Naira Devaluation Impacts On Import
“Most of our commitments are in dollars whereas we charge in naira but due to the devaluation of the naira, you’ll see that what we charge today is effectively 42% per cent of its value in 2006 when you convert to the USD. This is significant for us because we now need more naira to fulfill our dollar commitments. It might be recalled that in 2006, one USD exchanged for about N130 but today it is more than N220 to the dollar which implies a significant decline of about 65 per cent in the value of the national currency since port concession,” she said.
Princess Haastrup said the situation has been compounded by a drop in cargo volume at the port since the beginning of the year. “Vessel call dropped by half in the first month of this year. Volume also dropped significantly by an average of 27 per cent across the various terminals. Some terminals suffered more drop in volume than this,” she said.
The STOAN Chairman said that only 29 vessels were declared for the Lagos Pilotage District (LPD) between the last week of February and the first week of March 2015. “This number includes tankers, container vessels, general cargo vessels and all. It is very unusual. Ordinarily, about 60 vessels would be declared within the same period,” she said.
The STOAN Chairman also said that some policies of government on importation are affecting volume of cargo handled at the port. She said, “For instance due to the automotive policy, the number of cars/vans discharged in Lagos dropped from 27,000 units in January 2014 to 8,000 units in January 2015.
“It must be noted though that in the first half of 2014, the volume of vehicles imported was extremely high in anticipation of the introduction of the new duty regime on vehicles. Average number of cars/vans for previous years was in the range of 20,000 units per month. We are talking of more than 60 per cent drop in volume here. “For trucks, the volume dropped from 2,700 units in January 2014 to 1,700 units in 2015. The number of trucks discharged in 2014 was in line with the figures of previous years. But in Cotonou port, the total number of cars/vans discharged in January 2015 was 30,000 units against 20,000 units discharged in January 2014. This represents a 50 per cent growth. Similar trends have been registered also for trucks. This means Cotonou is gaining from Nigeria’s loss due to the auto policy as more importers are discharging there to avoid paying the 70 per cent duty and levy in Nigeria. These vehicles will eventually find their way into the Nigerian market,” she said.
Haastrup said the same fate has befallen general cargo terminal operators especially those handling rice and fish.

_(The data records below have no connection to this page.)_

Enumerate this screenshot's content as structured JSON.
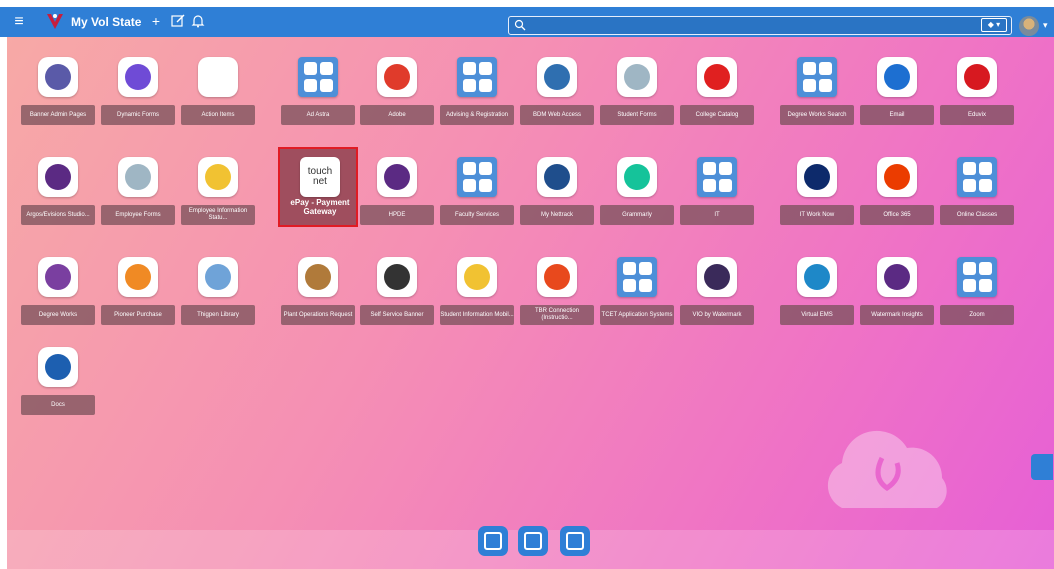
{
  "header": {
    "title": "My Vol State",
    "search": {
      "value": "",
      "placeholder": ""
    },
    "accent": "#2f7fd6"
  },
  "apps": [
    {
      "label": "Banner Admin Pages",
      "color": "#5a5aa8",
      "icon": "banner-icon"
    },
    {
      "label": "Dynamic Forms",
      "color": "#6f4bd6",
      "icon": "forms-icon"
    },
    {
      "label": "Action Items",
      "color": "#ffffff",
      "icon": "checklist-icon"
    },
    {
      "label": "Ad Astra",
      "color": "#4d8fd8",
      "icon": "folder-icon"
    },
    {
      "label": "Adobe",
      "color": "#e03b2b",
      "icon": "adobe-icon"
    },
    {
      "label": "Advising & Registration",
      "color": "#4d8fd8",
      "icon": "folder-icon"
    },
    {
      "label": "BDM Web Access",
      "color": "#2f6fb0",
      "icon": "bdm-icon"
    },
    {
      "label": "Student Forms",
      "color": "#9fb6c4",
      "icon": "forms-icon"
    },
    {
      "label": "College Catalog",
      "color": "#e02020",
      "icon": "catalog-icon"
    },
    {
      "label": "Degree Works Search",
      "color": "#4d8fd8",
      "icon": "folder-icon"
    },
    {
      "label": "Email",
      "color": "#1d6fd1",
      "icon": "outlook-icon"
    },
    {
      "label": "Eduvix",
      "color": "#d71920",
      "icon": "tn-icon"
    },
    {
      "label": "Argos/Evisions Studio...",
      "color": "#5b2a83",
      "icon": "argos-icon"
    },
    {
      "label": "Employee Forms",
      "color": "#9fb6c4",
      "icon": "forms-icon"
    },
    {
      "label": "Employee Information Statu...",
      "color": "#f1c232",
      "icon": "info-icon"
    },
    {
      "label": "ePay - Payment Gateway",
      "color": "#ffffff",
      "icon": "touchnet-icon",
      "selected": true
    },
    {
      "label": "HPDE",
      "color": "#5b2a83",
      "icon": "argos-icon"
    },
    {
      "label": "Faculty Services",
      "color": "#4d8fd8",
      "icon": "folder-icon"
    },
    {
      "label": "My Nettrack",
      "color": "#1f4e8c",
      "icon": "shield-icon"
    },
    {
      "label": "Grammarly",
      "color": "#15c39a",
      "icon": "grammarly-icon"
    },
    {
      "label": "IT",
      "color": "#4d8fd8",
      "icon": "folder-icon"
    },
    {
      "label": "IT Work Now",
      "color": "#0d2a6b",
      "icon": "fish-icon"
    },
    {
      "label": "Office 365",
      "color": "#eb3c00",
      "icon": "office-icon"
    },
    {
      "label": "Online Classes",
      "color": "#4d8fd8",
      "icon": "folder-icon"
    },
    {
      "label": "Degree Works",
      "color": "#7a3fa0",
      "icon": "graduate-icon"
    },
    {
      "label": "Pioneer Purchase",
      "color": "#f08a24",
      "icon": "cart-icon"
    },
    {
      "label": "Thigpen Library",
      "color": "#6fa3d8",
      "icon": "library-icon"
    },
    {
      "label": "Plant Operations Request",
      "color": "#b07a3a",
      "icon": "plant-icon"
    },
    {
      "label": "Self Service Banner",
      "color": "#333333",
      "icon": "banner-icon"
    },
    {
      "label": "Student Information Mobil...",
      "color": "#f1c232",
      "icon": "info-icon"
    },
    {
      "label": "TBR Connection (Instructio...",
      "color": "#e8491d",
      "icon": "tbr-icon"
    },
    {
      "label": "TCET Application Systems",
      "color": "#4d8fd8",
      "icon": "folder-icon"
    },
    {
      "label": "VIO by Watermark",
      "color": "#3a2a5a",
      "icon": "vio-icon"
    },
    {
      "label": "Virtual EMS",
      "color": "#1e88c8",
      "icon": "ems-icon"
    },
    {
      "label": "Watermark Insights",
      "color": "#5b2a83",
      "icon": "watermark-icon"
    },
    {
      "label": "Zoom",
      "color": "#4d8fd8",
      "icon": "folder-icon"
    },
    {
      "label": "Docs",
      "color": "#1d5fb0",
      "icon": "state-icon"
    }
  ],
  "dock": [
    {
      "icon": "folder-open-icon"
    },
    {
      "icon": "apps-icon"
    },
    {
      "icon": "note-icon"
    }
  ]
}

“Terminal operators generally are facing a tough time here. This certainly is not the best of time for our operations. Notwithstanding these challenges though, our members remain committed to deepening reforms at the ports. We have achieved tremendous success in the ports and at our various terminals with well over USD1billion invested collectively by terminal operators and this has resulted in a more efficient port operation. We will continue with the success story. The congestion and vessel queue which we successfully eliminated upon takeover in 2006; upgrading of port facilities and the continuous transformation of our ports in line with the vision of President Goodluck Jonathan are major milestones in the history of the seaports,” she said.